Another Old Latin, Edmund (John) Hounslow, who attended RLS in the late 60s – early 70s, has joined the growing sub-set of those who’ve published one or more books.
“Fighting for the Bucks”, a history of the Royal Bucks Hussars during World War I. It’s available from Amazon and all good bookshops. The most famous picture of the RBH in action is housed in Buckingham’s Old Gaol Museum and a cropped image is used for Edmund’s front cover.
Edmund retired very recently from the Civil Service after completing his last 8 – 9 years as head of the CITES Management Authorit , the acronym stands for the Convention on International Control of Trade in Endangered Species of Wild Fauna and Flora, Edmund tells me.
Edmund recalls playing in the First XI under that fine skipper and delightfully opening bat, Dave Roberts – the latter has lived in Germany for many years. Also in that team was the burly all-rounder Mark Pryor, very much an “effort” player.

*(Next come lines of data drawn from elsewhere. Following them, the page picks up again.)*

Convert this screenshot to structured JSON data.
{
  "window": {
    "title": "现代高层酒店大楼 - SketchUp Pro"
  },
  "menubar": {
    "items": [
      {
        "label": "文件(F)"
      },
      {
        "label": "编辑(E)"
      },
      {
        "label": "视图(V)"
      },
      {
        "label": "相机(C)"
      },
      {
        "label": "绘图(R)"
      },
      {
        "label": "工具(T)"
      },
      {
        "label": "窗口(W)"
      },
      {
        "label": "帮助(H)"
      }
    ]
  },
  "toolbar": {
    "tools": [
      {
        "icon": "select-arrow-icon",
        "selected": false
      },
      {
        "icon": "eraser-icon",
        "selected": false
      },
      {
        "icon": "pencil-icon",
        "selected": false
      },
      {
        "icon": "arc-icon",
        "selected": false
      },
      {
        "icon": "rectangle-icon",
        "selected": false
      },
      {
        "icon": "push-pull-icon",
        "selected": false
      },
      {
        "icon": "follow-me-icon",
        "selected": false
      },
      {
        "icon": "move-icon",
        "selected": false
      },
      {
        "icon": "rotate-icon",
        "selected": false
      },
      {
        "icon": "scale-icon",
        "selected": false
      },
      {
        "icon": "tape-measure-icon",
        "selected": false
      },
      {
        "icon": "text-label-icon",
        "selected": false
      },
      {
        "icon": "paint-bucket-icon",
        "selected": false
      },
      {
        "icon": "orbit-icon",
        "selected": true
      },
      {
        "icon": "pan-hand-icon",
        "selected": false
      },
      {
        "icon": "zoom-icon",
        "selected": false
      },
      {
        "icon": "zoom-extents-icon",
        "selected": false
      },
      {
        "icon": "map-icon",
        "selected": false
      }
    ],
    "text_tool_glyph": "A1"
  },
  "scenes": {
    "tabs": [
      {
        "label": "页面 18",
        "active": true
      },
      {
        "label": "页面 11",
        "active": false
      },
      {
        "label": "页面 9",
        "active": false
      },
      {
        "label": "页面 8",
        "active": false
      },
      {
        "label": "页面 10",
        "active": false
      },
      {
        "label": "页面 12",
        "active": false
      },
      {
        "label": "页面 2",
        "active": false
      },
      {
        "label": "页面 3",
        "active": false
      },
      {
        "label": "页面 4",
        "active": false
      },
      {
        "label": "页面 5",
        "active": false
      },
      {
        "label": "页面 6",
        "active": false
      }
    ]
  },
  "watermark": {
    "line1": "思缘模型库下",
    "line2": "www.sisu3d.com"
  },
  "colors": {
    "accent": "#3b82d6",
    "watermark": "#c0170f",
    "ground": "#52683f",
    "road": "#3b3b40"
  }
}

I had taken over school cricket from Jim (History) Robertson and Edmund recalls lunchtime fielding practices – a mixture of the “up & unders” & slip catching – we spent hours on competitions using the slip cradle, Edmund reports that subsequently he progressed to play for the Civil service so it obviously had some beneficial effect on him.